Published: 21 May 2013



A lack of age-appropriate formulations can make it difficult to administer medicines to children. A manipulation of the dosage form may be required to achieve the required dose. This study aimed to describe medicines that are manipulated to achieve the required dose in paediatric practice.


A structured, undisguised observational study and postal survey. The observational study investigated drug manipulations occurring in clinical practice across three sites. The questionnaire, administered to a sample of paediatric nurses throughout the UK, surveyed manipulations conducted and nurses’ experiences and views.

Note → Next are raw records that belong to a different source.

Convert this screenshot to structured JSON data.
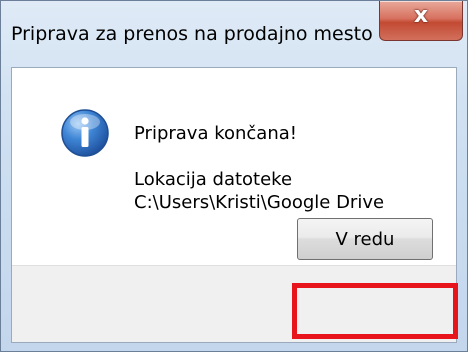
{
  "dialog": {
    "title": "Priprava za prenos na prodajno mesto",
    "close_symbol": "x",
    "icon": "info-icon",
    "message": {
      "headline": "Priprava končana!",
      "location_label": "Lokacija datoteke",
      "location_path": "C:\\Users\\Kristi\\Google Drive"
    },
    "ok_label": "V redu"
  },
  "colors": {
    "highlight": "#e8141b",
    "close_button": "#c24a33",
    "info_icon": "#2f6fc4"
  }
}
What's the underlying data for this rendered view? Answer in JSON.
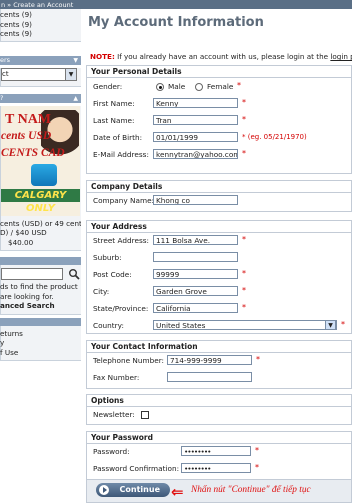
{
  "breadcrumb": "n » Create an Account",
  "left": {
    "cart_lines": [
      "cents (9)",
      "cents (9)",
      "cents (9)"
    ],
    "manufacturers_header": "ers",
    "manufacturers_select": "ct",
    "specials_header": "?",
    "banner": {
      "line1": "T NAM",
      "line2": "cents USD",
      "line3": "CENTS CAD",
      "strip": "CALGARY ONLY"
    },
    "special_lines": [
      "cents (USD) or 49 cents",
      "D) / $40 USD",
      "$40.00"
    ],
    "search_lines": [
      "ds to find the product",
      "are looking for.",
      "anced Search"
    ],
    "info_lines": [
      "eturns",
      "y",
      "f Use"
    ]
  },
  "main": {
    "title": "My Account Information",
    "note_label": "NOTE:",
    "note_text": " If you already have an account with us, please login at the ",
    "note_link": "login pag",
    "personal": {
      "header": "Your Personal Details",
      "gender_label": "Gender:",
      "male": "Male",
      "female": "Female",
      "first_name_label": "First Name:",
      "first_name": "Kenny",
      "last_name_label": "Last Name:",
      "last_name": "Tran",
      "dob_label": "Date of Birth:",
      "dob": "01/01/1999",
      "dob_hint": "(eg. 05/21/1970)",
      "email_label": "E-Mail Address:",
      "email": "kennytran@yahoo.com"
    },
    "company": {
      "header": "Company Details",
      "name_label": "Company Name:",
      "name": "Khong co"
    },
    "address": {
      "header": "Your Address",
      "street_label": "Street Address:",
      "street": "111 Bolsa Ave.",
      "suburb_label": "Suburb:",
      "suburb": "",
      "postcode_label": "Post Code:",
      "postcode": "99999",
      "city_label": "City:",
      "city": "Garden Grove",
      "state_label": "State/Province:",
      "state": "California",
      "country_label": "Country:",
      "country": "United States"
    },
    "contact": {
      "header": "Your Contact Information",
      "phone_label": "Telephone Number:",
      "phone": "714-999-9999",
      "fax_label": "Fax Number:",
      "fax": ""
    },
    "options": {
      "header": "Options",
      "newsletter_label": "Newsletter:"
    },
    "password": {
      "header": "Your Password",
      "password_label": "Password:",
      "password": "••••••••",
      "confirm_label": "Password Confirmation:",
      "confirm": "••••••••"
    },
    "required_mark": "*",
    "continue_label": "Continue",
    "instruction": "Nhấn nút \"Continue\" để tiếp tục"
  },
  "colors": {
    "accent": "#5a6f86",
    "required": "#d40000"
  }
}
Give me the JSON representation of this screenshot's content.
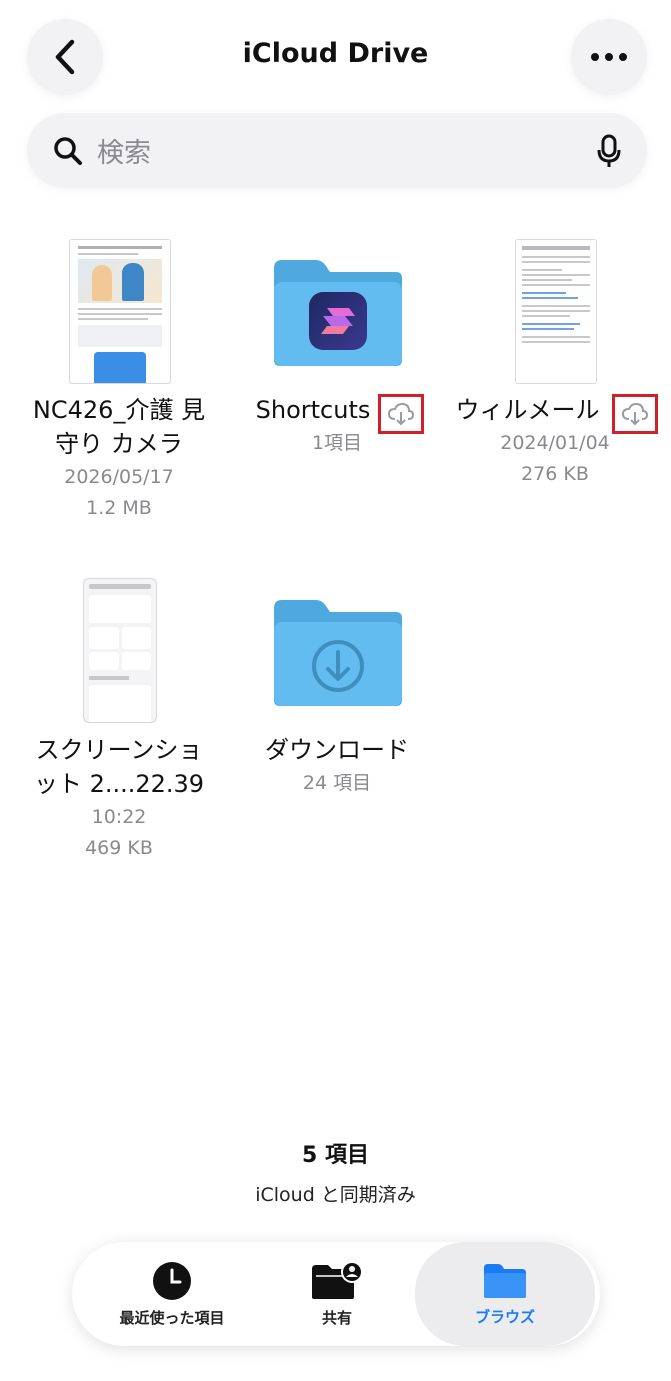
{
  "header": {
    "title": "iCloud Drive"
  },
  "search": {
    "placeholder": "検索"
  },
  "items": [
    {
      "name_line1": "NC426_介護 見",
      "name_line2": "守り カメラ",
      "date": "2026/05/17",
      "size": "1.2 MB"
    },
    {
      "name": "Shortcuts",
      "meta": "1項目"
    },
    {
      "name": "ウィルメール",
      "date": "2024/01/04",
      "size": "276 KB"
    },
    {
      "name_line1": "スクリーンショ",
      "name_line2": "ット 2....22.39",
      "date": "10:22",
      "size": "469 KB"
    },
    {
      "name": "ダウンロード",
      "meta": "24 項目"
    }
  ],
  "footer": {
    "count": "5 項目",
    "sync_status": "iCloud と同期済み"
  },
  "tabs": [
    {
      "label": "最近使った項目",
      "icon": "clock-icon"
    },
    {
      "label": "共有",
      "icon": "shared-folder-icon"
    },
    {
      "label": "ブラウズ",
      "icon": "folder-icon",
      "active": true
    }
  ],
  "colors": {
    "accent": "#1a7cf5",
    "folder": "#5ab8ec",
    "highlight_box": "#d0202a"
  }
}
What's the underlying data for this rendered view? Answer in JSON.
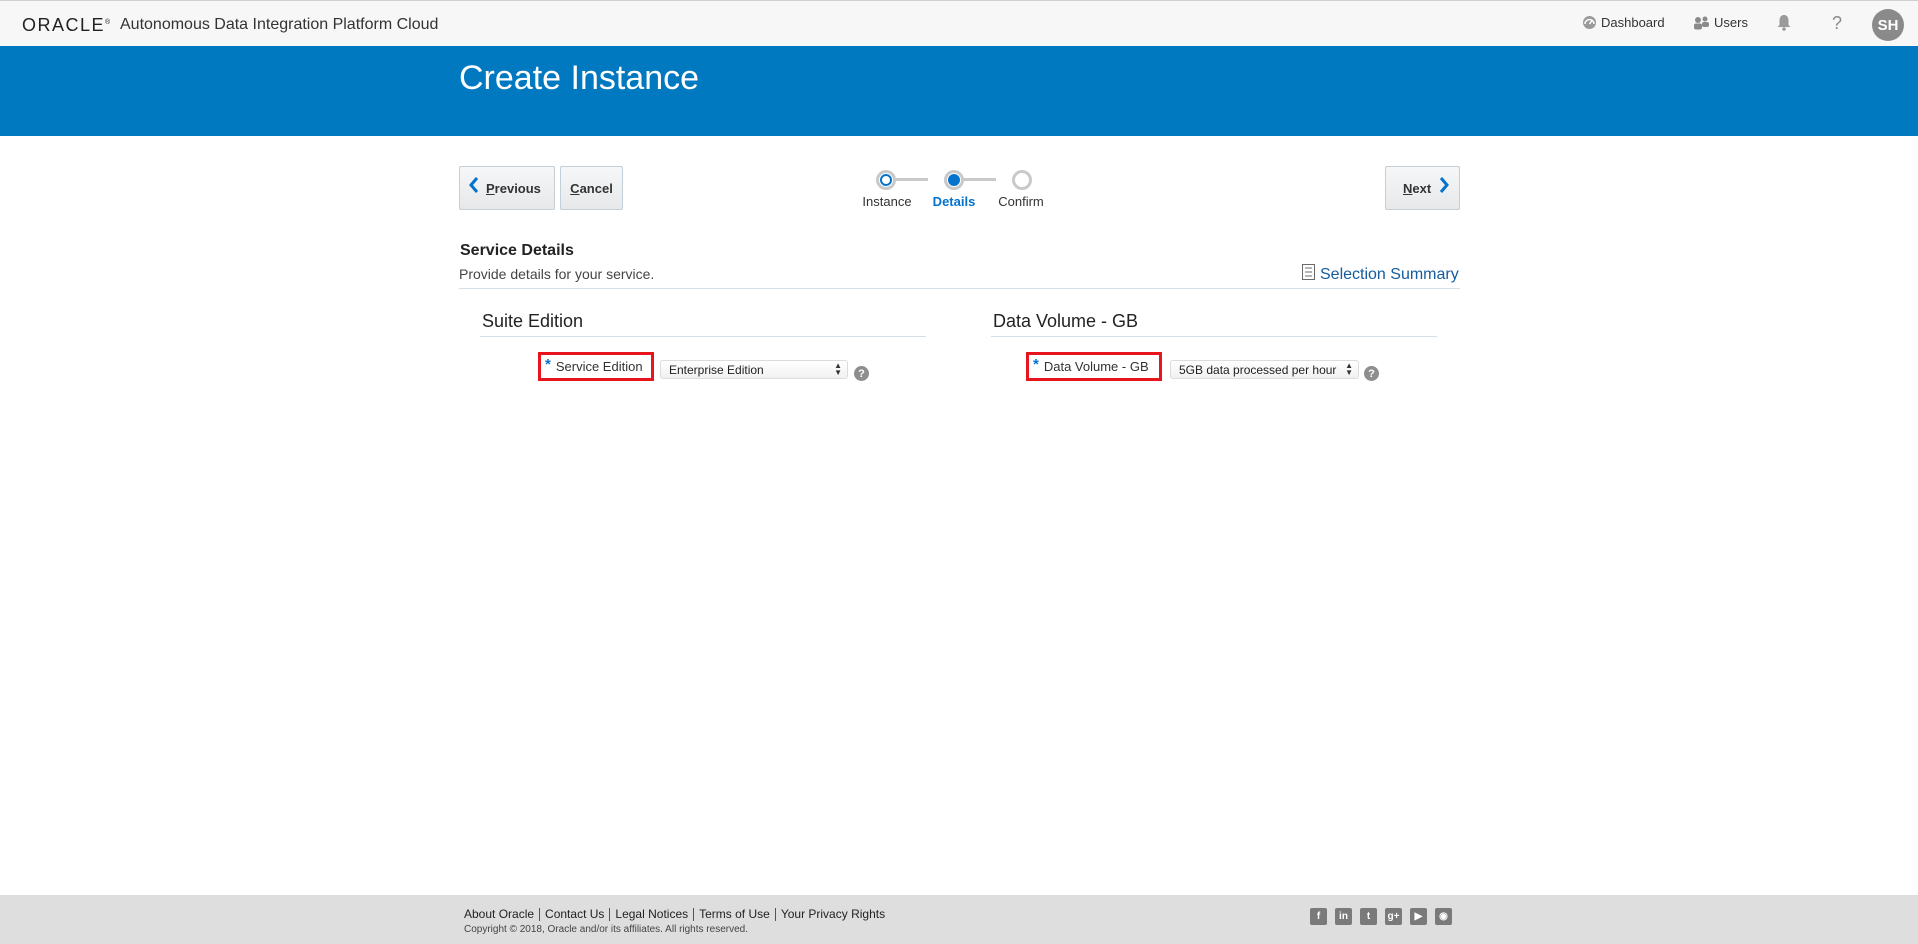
{
  "topbar": {
    "logo": "ORACLE",
    "app_title": "Autonomous Data Integration Platform Cloud",
    "nav": {
      "dashboard": "Dashboard",
      "users": "Users"
    },
    "help_glyph": "?",
    "avatar_initials": "SH"
  },
  "header": {
    "title": "Create Instance"
  },
  "train": {
    "previous_label": "Previous",
    "cancel_label": "Cancel",
    "next_label": "Next",
    "steps": [
      {
        "label": "Instance",
        "state": "visited"
      },
      {
        "label": "Details",
        "state": "current"
      },
      {
        "label": "Confirm",
        "state": "unvisited"
      }
    ]
  },
  "section": {
    "title": "Service Details",
    "description": "Provide details for your service.",
    "summary_link": "Selection Summary"
  },
  "groups": [
    {
      "title": "Suite Edition",
      "field_label": "Service Edition",
      "required_mark": "*",
      "selected_value": "Enterprise Edition",
      "help_glyph": "?"
    },
    {
      "title": "Data Volume - GB",
      "field_label": "Data Volume - GB",
      "required_mark": "*",
      "selected_value": "5GB data processed per hour",
      "help_glyph": "?"
    }
  ],
  "footer": {
    "links": [
      "About Oracle",
      "Contact Us",
      "Legal Notices",
      "Terms of Use",
      "Your Privacy Rights"
    ],
    "copyright": "Copyright © 2018, Oracle and/or its affiliates. All rights reserved.",
    "social_icons": [
      "facebook-icon",
      "linkedin-icon",
      "twitter-icon",
      "google-plus-icon",
      "youtube-icon",
      "rss-icon"
    ]
  },
  "colors": {
    "banner": "#0079c1",
    "accent": "#0572ce",
    "highlight_box": "#e8151f",
    "footer_bg": "#dedede"
  }
}
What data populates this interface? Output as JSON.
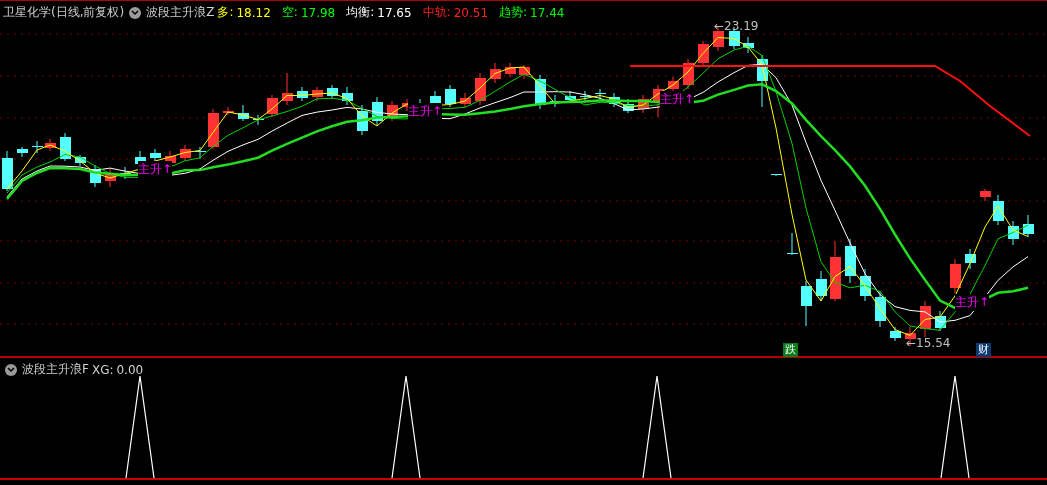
{
  "main_panel": {
    "title": "卫星化学(日线,前复权)",
    "indicator": "波段主升浪Z",
    "values": [
      {
        "label": "多:",
        "value": "18.12",
        "color": "#ffff00"
      },
      {
        "label": "空:",
        "value": "17.98",
        "color": "#00ff00"
      },
      {
        "label": "均衡:",
        "value": "17.65",
        "color": "#ffffff"
      },
      {
        "label": "中轨:",
        "value": "20.51",
        "color": "#ff2020"
      },
      {
        "label": "趋势:",
        "value": "17.44",
        "color": "#00ff00"
      }
    ],
    "signals": [
      "主升↑",
      "主升↑",
      "主升↑",
      "主升↑"
    ],
    "high_marker": "←23.19",
    "low_marker": "←15.54",
    "badges": [
      {
        "text": "跌",
        "color": "#0a7a1a"
      },
      {
        "text": "财",
        "color": "#0a3a70"
      }
    ]
  },
  "lower_panel": {
    "indicator": "波段主升浪F",
    "label": "XG:",
    "value": "0.00"
  }
}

The observational study identified 310 manipulations, of which 62% involved tablets, 21% were intravenous drugs and 10% were sachets. Of the 54 observed manipulations 40 involved tablets with 65% of the tablets being cut and 30% dispersed to obtain a smaller dose. 188 manipulations were reported by questionnaire respondents, of these 46% involved tablets, 12% were intravenous drugs, and 12% were nebuliser solutions. Manipulations were predominantly, but not exclusively, identified in specialist clinical areas with more highly dependent patients. Questionnaire respondents were concerned about the accuracy of the dose achieved following manipulations and the lack of practice guidance.


Manipulations to achieve the required dose occur throughout paediatric in-patient settings. The impact of manipulations on the efficacy of the drugs, the accuracy of the dose and any adverse effects on patients is not known. There is a need to develop evidence-based guidance for manipulations of medicines in children.

Drug manipulation; Survey; Dosage forms; Children's medicines